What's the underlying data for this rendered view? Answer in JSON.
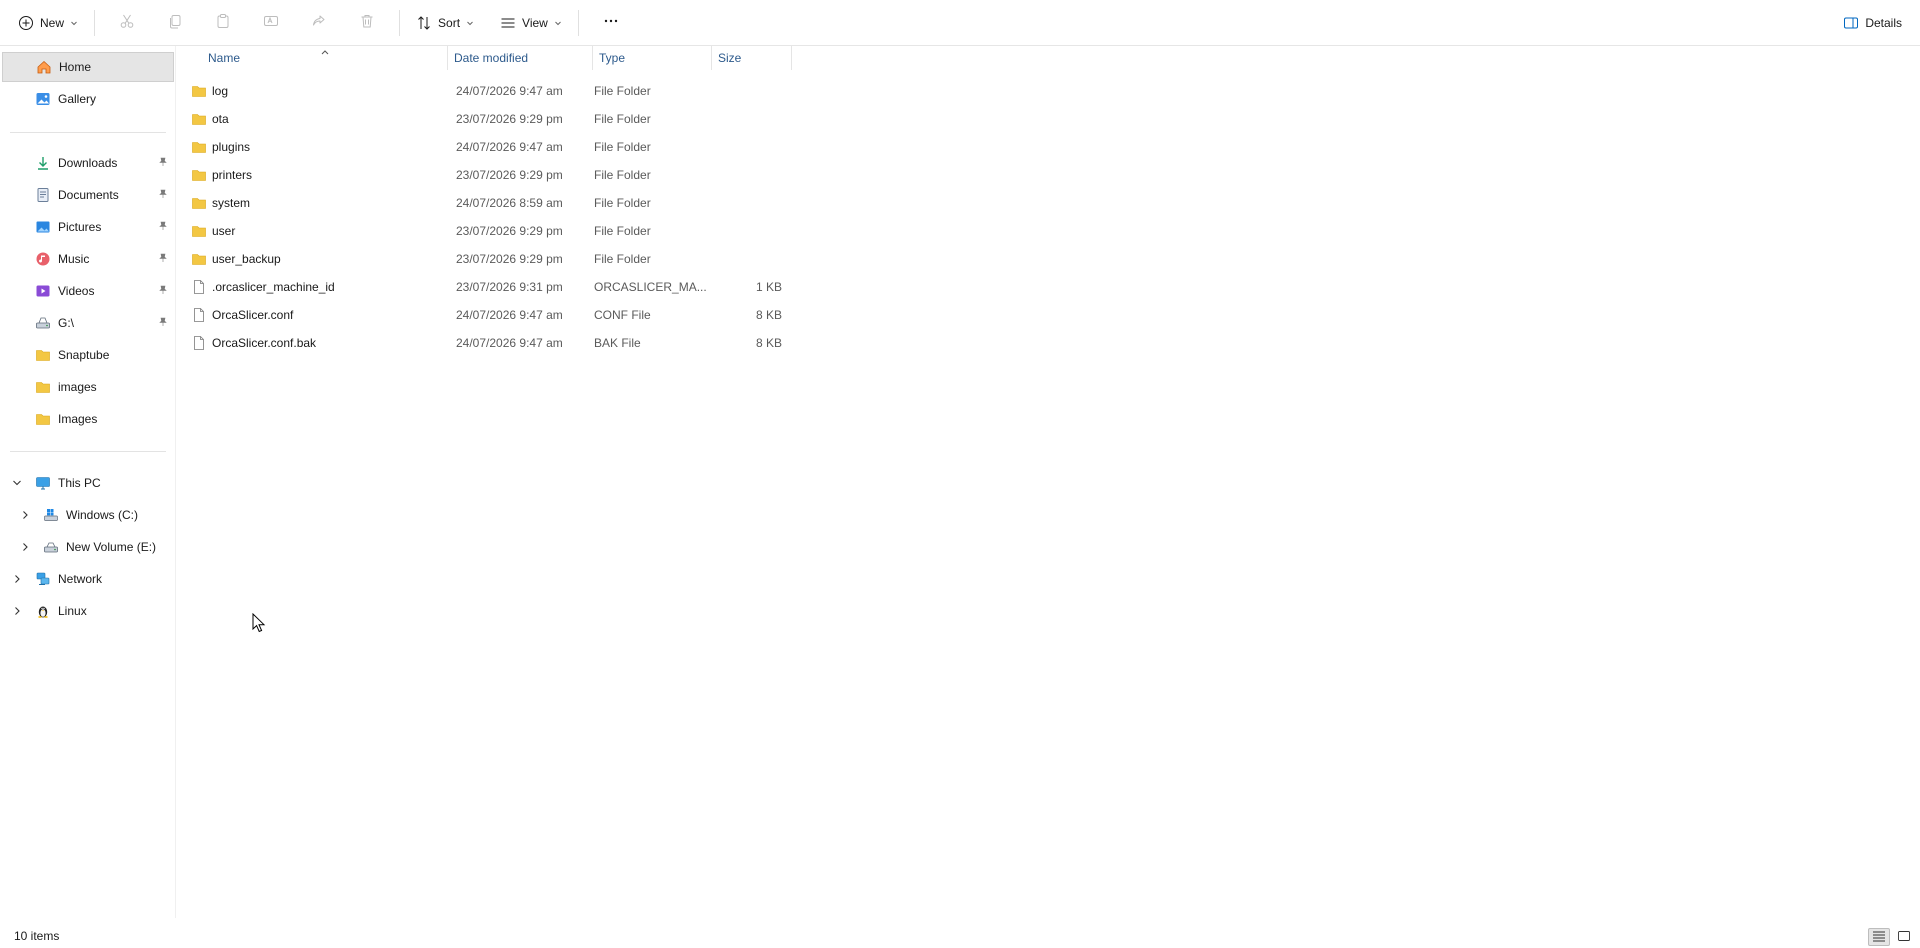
{
  "toolbar": {
    "new_label": "New",
    "sort_label": "Sort",
    "view_label": "View",
    "details_label": "Details",
    "icons": [
      "cut-icon",
      "copy-icon",
      "paste-icon",
      "rename-icon",
      "share-icon",
      "delete-icon"
    ]
  },
  "sidebar": {
    "home": "Home",
    "gallery": "Gallery",
    "quick": [
      {
        "label": "Downloads",
        "icon": "download-icon"
      },
      {
        "label": "Documents",
        "icon": "documents-icon"
      },
      {
        "label": "Pictures",
        "icon": "pictures-icon"
      },
      {
        "label": "Music",
        "icon": "music-icon"
      },
      {
        "label": "Videos",
        "icon": "videos-icon"
      },
      {
        "label": "G:\\",
        "icon": "drive-icon"
      },
      {
        "label": "Snaptube",
        "icon": "folder-icon"
      },
      {
        "label": "images",
        "icon": "folder-icon"
      },
      {
        "label": "Images",
        "icon": "folder-icon"
      }
    ],
    "this_pc": "This PC",
    "drive_c": "Windows (C:)",
    "drive_e": "New Volume (E:)",
    "network": "Network",
    "linux": "Linux"
  },
  "filelist": {
    "columns": {
      "name": "Name",
      "date": "Date modified",
      "type": "Type",
      "size": "Size"
    },
    "rows": [
      {
        "name": "log",
        "date": "24/07/2026 9:47 am",
        "type": "File Folder",
        "size": "",
        "kind": "folder"
      },
      {
        "name": "ota",
        "date": "23/07/2026 9:29 pm",
        "type": "File Folder",
        "size": "",
        "kind": "folder"
      },
      {
        "name": "plugins",
        "date": "24/07/2026 9:47 am",
        "type": "File Folder",
        "size": "",
        "kind": "folder"
      },
      {
        "name": "printers",
        "date": "23/07/2026 9:29 pm",
        "type": "File Folder",
        "size": "",
        "kind": "folder"
      },
      {
        "name": "system",
        "date": "24/07/2026 8:59 am",
        "type": "File Folder",
        "size": "",
        "kind": "folder"
      },
      {
        "name": "user",
        "date": "23/07/2026 9:29 pm",
        "type": "File Folder",
        "size": "",
        "kind": "folder"
      },
      {
        "name": "user_backup",
        "date": "23/07/2026 9:29 pm",
        "type": "File Folder",
        "size": "",
        "kind": "folder"
      },
      {
        "name": ".orcaslicer_machine_id",
        "date": "23/07/2026 9:31 pm",
        "type": "ORCASLICER_MA...",
        "size": "1 KB",
        "kind": "file"
      },
      {
        "name": "OrcaSlicer.conf",
        "date": "24/07/2026 9:47 am",
        "type": "CONF File",
        "size": "8 KB",
        "kind": "file"
      },
      {
        "name": "OrcaSlicer.conf.bak",
        "date": "24/07/2026 9:47 am",
        "type": "BAK File",
        "size": "8 KB",
        "kind": "file"
      }
    ]
  },
  "status": {
    "item_count": "10 items"
  },
  "colors": {
    "folder": "#f3c743",
    "accent": "#0067c0",
    "selected": "#e5e5e5",
    "header_text": "#2d5a8c"
  }
}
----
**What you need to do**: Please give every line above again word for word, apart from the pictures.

**Final answer**:
What's the underlying data for this rendered view? Answer in JSON.
{
  "toolbar": {
    "new_label": "New",
    "sort_label": "Sort",
    "view_label": "View",
    "details_label": "Details",
    "icons": [
      "cut-icon",
      "copy-icon",
      "paste-icon",
      "rename-icon",
      "share-icon",
      "delete-icon"
    ]
  },
  "sidebar": {
    "home": "Home",
    "gallery": "Gallery",
    "quick": [
      {
        "label": "Downloads",
        "icon": "download-icon"
      },
      {
        "label": "Documents",
        "icon": "documents-icon"
      },
      {
        "label": "Pictures",
        "icon": "pictures-icon"
      },
      {
        "label": "Music",
        "icon": "music-icon"
      },
      {
        "label": "Videos",
        "icon": "videos-icon"
      },
      {
        "label": "G:\\",
        "icon": "drive-icon"
      },
      {
        "label": "Snaptube",
        "icon": "folder-icon"
      },
      {
        "label": "images",
        "icon": "folder-icon"
      },
      {
        "label": "Images",
        "icon": "folder-icon"
      }
    ],
    "this_pc": "This PC",
    "drive_c": "Windows (C:)",
    "drive_e": "New Volume (E:)",
    "network": "Network",
    "linux": "Linux"
  },
  "filelist": {
    "columns": {
      "name": "Name",
      "date": "Date modified",
      "type": "Type",
      "size": "Size"
    },
    "rows": [
      {
        "name": "log",
        "date": "24/07/2026 9:47 am",
        "type": "File Folder",
        "size": "",
        "kind": "folder"
      },
      {
        "name": "ota",
        "date": "23/07/2026 9:29 pm",
        "type": "File Folder",
        "size": "",
        "kind": "folder"
      },
      {
        "name": "plugins",
        "date": "24/07/2026 9:47 am",
        "type": "File Folder",
        "size": "",
        "kind": "folder"
      },
      {
        "name": "printers",
        "date": "23/07/2026 9:29 pm",
        "type": "File Folder",
        "size": "",
        "kind": "folder"
      },
      {
        "name": "system",
        "date": "24/07/2026 8:59 am",
        "type": "File Folder",
        "size": "",
        "kind": "folder"
      },
      {
        "name": "user",
        "date": "23/07/2026 9:29 pm",
        "type": "File Folder",
        "size": "",
        "kind": "folder"
      },
      {
        "name": "user_backup",
        "date": "23/07/2026 9:29 pm",
        "type": "File Folder",
        "size": "",
        "kind": "folder"
      },
      {
        "name": ".orcaslicer_machine_id",
        "date": "23/07/2026 9:31 pm",
        "type": "ORCASLICER_MA...",
        "size": "1 KB",
        "kind": "file"
      },
      {
        "name": "OrcaSlicer.conf",
        "date": "24/07/2026 9:47 am",
        "type": "CONF File",
        "size": "8 KB",
        "kind": "file"
      },
      {
        "name": "OrcaSlicer.conf.bak",
        "date": "24/07/2026 9:47 am",
        "type": "BAK File",
        "size": "8 KB",
        "kind": "file"
      }
    ]
  },
  "status": {
    "item_count": "10 items"
  },
  "colors": {
    "folder": "#f3c743",
    "accent": "#0067c0",
    "selected": "#e5e5e5",
    "header_text": "#2d5a8c"
  }
}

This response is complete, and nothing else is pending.